It was the Diwali weekend and I was planning a trip to Hyderabad to see one of my closest friends since the last few years. And by the time I had made up my mind all bus and train tickets were sold. I was frustrated and angry and super unhappy that Aimee would spend the Diwali alone. Along the same time, it being a long weekend friends were planning a trip to the picturesque town of Hampi and I kept on telling them that I would not come along, I would work. Babu, who was working in Delhi at that time scolded me for behaving like a spoilt kid, Arup tried selling the photography aspect and Ravi tried “it wont be fun without you” senti. But finally I did give in to the temptation and am happy I did it. The place surprised me from the word go. As soon as we entered the town, to my horror I discovered that my cell phone signal was off. Cell phones stop working in that town, and as soon as we reached the Guest House we had booked I dumped my stuff into the room and ran like crazy to call my Mom and Babu and assure them that I was safe and there is no network access. It was beautiful, we reached quite late to do any sightseeing, but we walked out for dinner. The view from outside our guest house itself was mesmerizing with temples and ruins scattered on all sides. This city also served only veg food with a dash of egg thrown in, but you could choose among a multitude of cuisines including Israeli, Continental etc. The food was scrumptious and the rooftop restaurant just beside the river a fresh change from the loud city restaurants. We chatted and ate and lazed. The place also had a book-shelf on one side, it had started pouring by then. The fresh smell of rain and the water droplets sitting on the light bulbs created a kaleidoscope of beauty and color. By the time we went back to the guest house it was quite late and me and and a friend had already planned to go out for an early morning photo shoot. I remember the whole weekend I just kept taking in the beautiful view of the city. I hardly slept for more than three hours each, the two nights I was there. The architecture, the detailing, the beautiful hills strewn with stones, the carvings and the place itself adds up to the mystical aura of Hampi. You are left wondering about the kind of craftsmanship that existed in those times, you are left wondering why holidays end. And then you are just happy that it sure means another holiday is on its way soon.
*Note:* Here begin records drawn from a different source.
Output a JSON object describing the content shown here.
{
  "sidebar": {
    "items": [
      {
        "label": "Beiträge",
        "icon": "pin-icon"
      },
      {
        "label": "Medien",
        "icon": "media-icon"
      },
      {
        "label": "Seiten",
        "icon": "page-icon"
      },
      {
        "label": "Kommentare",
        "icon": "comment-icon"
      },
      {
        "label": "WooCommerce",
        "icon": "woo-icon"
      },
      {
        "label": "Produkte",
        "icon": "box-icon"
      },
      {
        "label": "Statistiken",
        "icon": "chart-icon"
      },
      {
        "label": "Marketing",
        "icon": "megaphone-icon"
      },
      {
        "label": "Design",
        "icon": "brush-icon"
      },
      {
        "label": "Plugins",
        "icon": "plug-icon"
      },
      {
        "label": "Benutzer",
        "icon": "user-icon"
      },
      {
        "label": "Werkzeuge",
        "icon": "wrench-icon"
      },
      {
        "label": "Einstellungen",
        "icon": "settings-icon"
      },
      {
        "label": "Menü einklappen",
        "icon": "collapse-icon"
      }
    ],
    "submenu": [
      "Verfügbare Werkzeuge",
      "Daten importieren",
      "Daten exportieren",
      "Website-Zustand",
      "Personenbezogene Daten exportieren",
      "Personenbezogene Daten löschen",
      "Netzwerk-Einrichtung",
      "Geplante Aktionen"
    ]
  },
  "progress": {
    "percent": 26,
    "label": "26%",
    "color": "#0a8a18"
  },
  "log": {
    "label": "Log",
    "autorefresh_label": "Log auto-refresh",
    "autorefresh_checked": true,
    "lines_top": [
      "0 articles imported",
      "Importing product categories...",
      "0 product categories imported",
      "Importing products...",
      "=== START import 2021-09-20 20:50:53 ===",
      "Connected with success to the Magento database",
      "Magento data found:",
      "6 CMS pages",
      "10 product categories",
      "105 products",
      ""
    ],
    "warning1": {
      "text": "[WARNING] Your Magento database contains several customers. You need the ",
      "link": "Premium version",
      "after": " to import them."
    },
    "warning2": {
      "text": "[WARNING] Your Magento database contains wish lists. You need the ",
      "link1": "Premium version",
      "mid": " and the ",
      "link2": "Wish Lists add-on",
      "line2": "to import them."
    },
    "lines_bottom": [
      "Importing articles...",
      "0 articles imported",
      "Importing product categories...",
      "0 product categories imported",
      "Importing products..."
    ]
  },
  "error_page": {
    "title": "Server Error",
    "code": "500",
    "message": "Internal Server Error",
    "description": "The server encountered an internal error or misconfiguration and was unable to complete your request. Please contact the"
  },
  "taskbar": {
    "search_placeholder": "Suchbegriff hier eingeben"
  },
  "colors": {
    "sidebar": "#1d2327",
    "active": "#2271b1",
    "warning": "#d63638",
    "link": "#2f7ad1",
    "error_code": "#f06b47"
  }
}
When I started writing this piece I thought it would talk about how distinct the two towns are. Inspite of being religious cities both has a different identity, both has a different aura but both makes you feel closer to the values that makes you an Indian. On this note I will end this one here and talk about photography and Hampi in my next entry.
I had blogged this piece way back on 14th Jan 2011 in my blog http://sugarandapinchofspice.blogspot.in/2011/01/melange-of-travel-and-religious-cities.html Do visitfor more details